Plastered onto the high-street window display is a poster of a stunning model gazing out and dressed in this season's garb. But something is wrong. The colours have faded under the glare of sunlight and wear and the shirt, once yellow, now has a tinge of blue. You decide to move on.

On such small margins does high-street success turn and yet, with retail budgets shrinking, this poor print performance could become a more common occurrence. Pressured into lower prices, some printers are turning

Technology hasn’t yet wiped print off the map

usinessmen wrestling with unwieldy broadsheets on crowded trains and holidaymakers carting around several back-breakingly heavy holiday-reads. These are the images that will no doubt entertain future generations, as they wonder why people were ever reluctant to embrace digital alternatives as soon as they came out.
Add another to this bank of hilarious people-persevering-with-print-images: harassed mum and dad leafing angrily through an A-Z while the kids scream in the back of the car. A paper

The future of workflow: it's already in our hands today

When it comes to handling jobs in today's commercial print market, you basically have a hot potato situation: hold onto it too long and you will get burned. Hence, automation to reduce the touch points for the printing and finishing processes is now very advanced. While much progress has been achieved in these fields, print owners may well be casting their eyes at the pre-press department as an area where more could be done.

This is because general estimates put the proportion of submitted

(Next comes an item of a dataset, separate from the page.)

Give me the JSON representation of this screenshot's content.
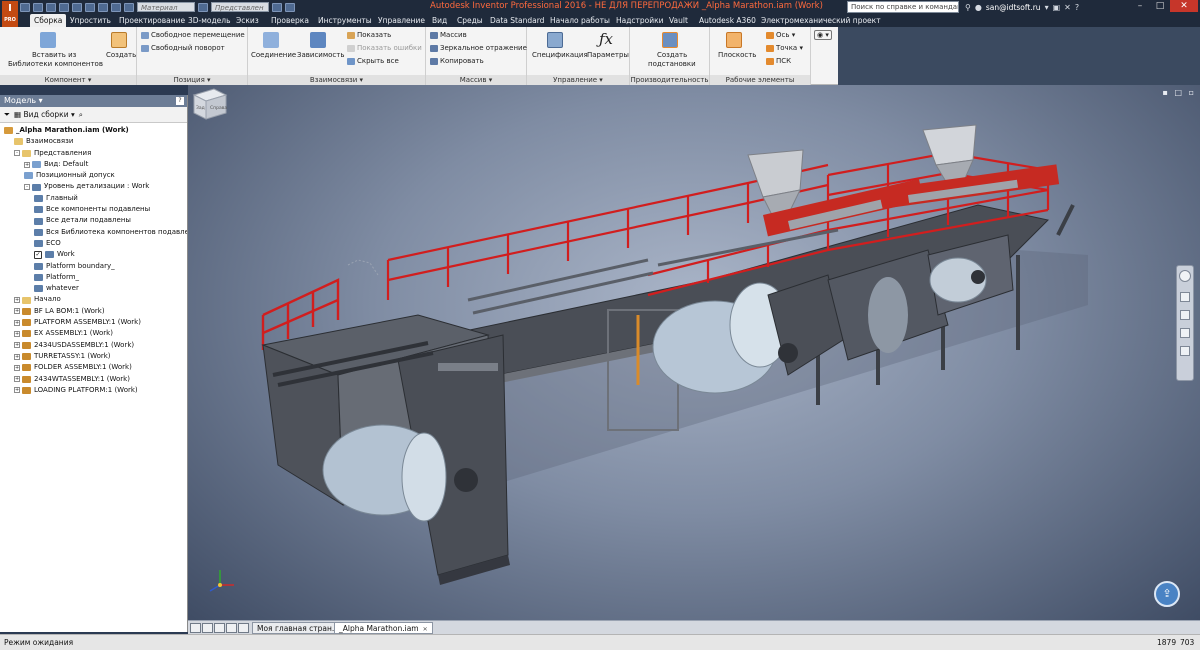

To beta or not to beta, that is the question

For the past year, Stephen Connor, studio manager at Wyke Printers, has spent his Friday afternoons sitting at his computer sending detailed emails about how his web-to-print system could be improved.
It’s the sort of ritual that those who have experienced nightmare installations of new kit will know well. However, in this case, all is not as it seems. For rather than an unhappy customer, Connor is part of a relationship that aims to prevent exactly the aforementioned nightmare new-kit